When the game of love for God and our neighbours becomes a daily exercise, in our hearts there is no longer any room for half measures.[more]
The Focolare Movement has a universal charism therefore it is committed to social action in every place and environment.
Back in 1940 Trent, during the Second World War, Chiara Lubich and her first companions helped heal both physical and moral wounds, gave goods to the poor, supported families resolving difficulties and welcomed those who were at the margins of society through talking and sharing with them.
In 1962 Chiara Lubich explained where the idea for that ‘social revolution’ came from: “The gospel says that whoever wants to follow Jesus must leave everything they have and give it to the poor… It’s the first step to take in order to follow Jesus”. They acted on this literally loving God through practical actions for those around them.
At the beginning of the Movement one of the first spiritual intuitions Chiara Lubich had was the understanding of God as Love. She recalls the experience when in 1979 she wrote: “You can only respond to Love with love, love for God, as a response to His Love for us and you do this by immediately doing something out of love for your neighbour. Whoever we met in our life was given our full attention, our care, our kindness.”

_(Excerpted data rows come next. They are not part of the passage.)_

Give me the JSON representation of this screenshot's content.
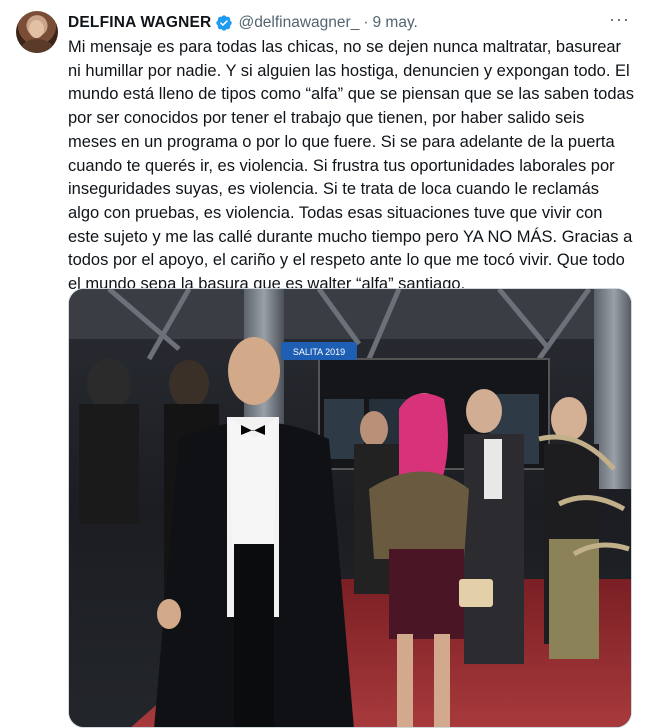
{
  "tweet": {
    "author": {
      "display_name": "DELFINA WAGNER",
      "handle": "@delfinawagner_",
      "verified": true,
      "verified_color": "#1d9bf0",
      "avatar_icon": "profile-photo"
    },
    "separator": "·",
    "date": "9 may.",
    "more_icon": "more-horizontal-icon",
    "more_glyph": "···",
    "text": "Mi mensaje es para todas las chicas, no se dejen nunca maltratar, basurear ni humillar por nadie. Y si alguien las hostiga, denuncien y expongan todo. El mundo está lleno de tipos como “alfa” que se piensan que se las saben todas por ser conocidos por tener el trabajo que tienen, por haber salido seis meses en un programa o por lo que fuere. Si se para adelante de la puerta cuando te querés ir, es violencia. Si frustra tus oportunidades laborales por inseguridades suyas, es violencia. Si te trata de loca cuando le reclamás algo con pruebas, es violencia. Todas esas situaciones tuve que vivir con este sujeto y me las callé durante mucho tiempo pero YA NO MÁS. Gracias a todos por el apoyo, el cariño y el respeto ante lo que me tocó vivir. Que todo el mundo sepa la basura que es walter “alfa” santiago.",
    "media": {
      "type": "photo",
      "sign_text": "SALITA 2019"
    }
  }
}
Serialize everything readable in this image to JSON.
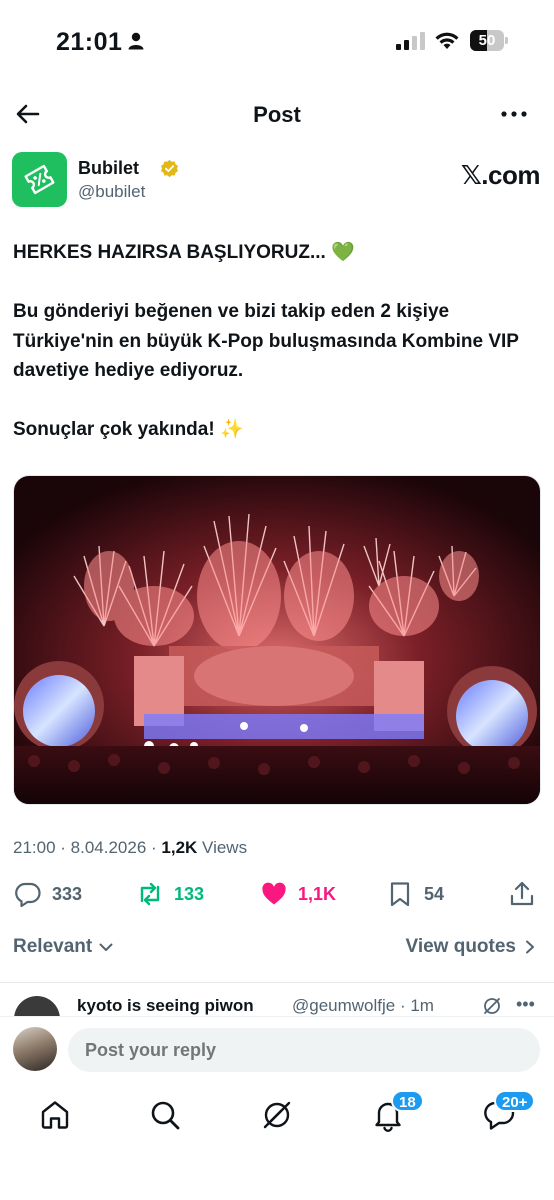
{
  "status_bar": {
    "time": "21:01",
    "battery_percent": "50",
    "battery_level": 0.5
  },
  "header": {
    "title": "Post"
  },
  "author": {
    "name": "Bubilet",
    "handle": "@bubilet",
    "verified": true,
    "source_label": "𝕏.com",
    "brand_color": "#1fbe5f"
  },
  "post": {
    "paragraphs": [
      {
        "text": "HERKES HAZIRSA BAŞLIYORUZ... ",
        "emoji": "💚"
      },
      {
        "text": "Bu gönderiyi beğenen ve bizi takip eden 2 kişiye Türkiye'nin en büyük K-Pop buluşmasında Kombine VIP davetiye hediye ediyoruz.",
        "emoji": ""
      },
      {
        "text": "Sonuçlar çok yakında! ",
        "emoji": "✨"
      }
    ],
    "media_icon": "concert-fireworks-stage-image",
    "timestamp": "21:00 · 8.04.2026 · ",
    "views_count": "1,2K",
    "views_label": " Views"
  },
  "actions": {
    "replies": "333",
    "reposts": "133",
    "likes": "1,1K",
    "bookmarks": "54",
    "liked": true,
    "reposted": true
  },
  "sort": {
    "relevant_label": "Relevant",
    "view_quotes_label": "View quotes"
  },
  "reply_preview": {
    "name": "kyoto is seeing piwon",
    "handle": "@geumwolfje · 1m"
  },
  "composer": {
    "placeholder": "Post your reply"
  },
  "nav": {
    "notifications_badge": "18",
    "messages_badge": "20+",
    "badge_color": "#1d9bf0"
  },
  "colors": {
    "text_primary": "#0f1419",
    "text_secondary": "#536471",
    "repost_green": "#00ba7c",
    "like_pink": "#f91880"
  }
}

They were intense years during which the first focolarine dashed untiringly from one part of the city to another to bring help to whoever needed it. In those days their seating plan at the dinner table was “a poor person then a focolarina, a poor person and then a focolarina”.
The first target for help from these young girls were the poorest. They were sure that behind the sad and troubled faces of these people there hid the face of Jesus. As the community around them grew they were more able to give help to whoever needed it. They did this for several months. It was natural in this small and yet great revolution of social care to help not just the poor but all of humanity: “There were those who needed feeding, dressing, something to drink and also those who needed teaching, advising, supporting and those who needed prayers”. And so they became aware of the power that the charism of unity brought with it, seeing the effect it had in the world.
This life, made up of social action and contemplation, attracted people from all walks of life: among them was Igino Giordani, a very well known Italian journalist, politician and writer who is now considered a co-founder of the Movement.
Giordani was the first to intuit the impact the charism would have on the various sectors of society: he and many others since as well as thousands today have realised the possibility of putting evangelical love into practical actions in all social circumstance: homes, hospitals, schools, offices, factories, clubs, volunteering politics, economy and theatre.
The same strategy is used everywhere: to bring fraternal love is the aim and also the action mode; the method, fraternal love remains the doctrine used to value the skills and competence of each person so forming a network of sharing for the common good.
So a community, which is a “people of God” was born, and through Him immersed in everyone’s problems that wounds can be healed in every city.
A common bond has developed between people of goodwill who share a vision of a more just society enriched by diversity. Sharing together can lead to new practical solutions to problems, sometimes in the most unexpected ways.
Twenty four years old and from the Province of Akland in the Philippines, Chiarela had always had only one desire: to become a doctor. With the support of the Focolare community and her own tenacity that dream was transformed into a reality.[more]
God’s ways are unforeseen, as we all know. And it could happen when one comes face to face with him in prison, when one reaches rock bottom. It’s the story of Pancho.[more]
In 1988 a group of young people of the Focolare, suddenly became bakers and sold bread on the road outside the Ginetta Mariapolis in Brazil. Thirty years later, the Golden Grain is a successful activity making good quality produce with love, human kindness and the will to share.[more]
An unacceptable match of words which triggers indignation. A group of members of the Focolare community in Mumbai, India, went all out in support of a nonprofit organisation, which works to gather leftovers from banquets and parties, to be distributed to the poor.[more]
The town of Gary in Indiana is one of the poorest in the USA. 100 teenagers from six States went there to help organise activities with the homeless, to serve at a soup kitchen/canteen and work on urban renewal. For many of them it was an unforgettable experience, which opened their eyes not only to the needs but also the beauty of the town, which is, before all else, a community.[more]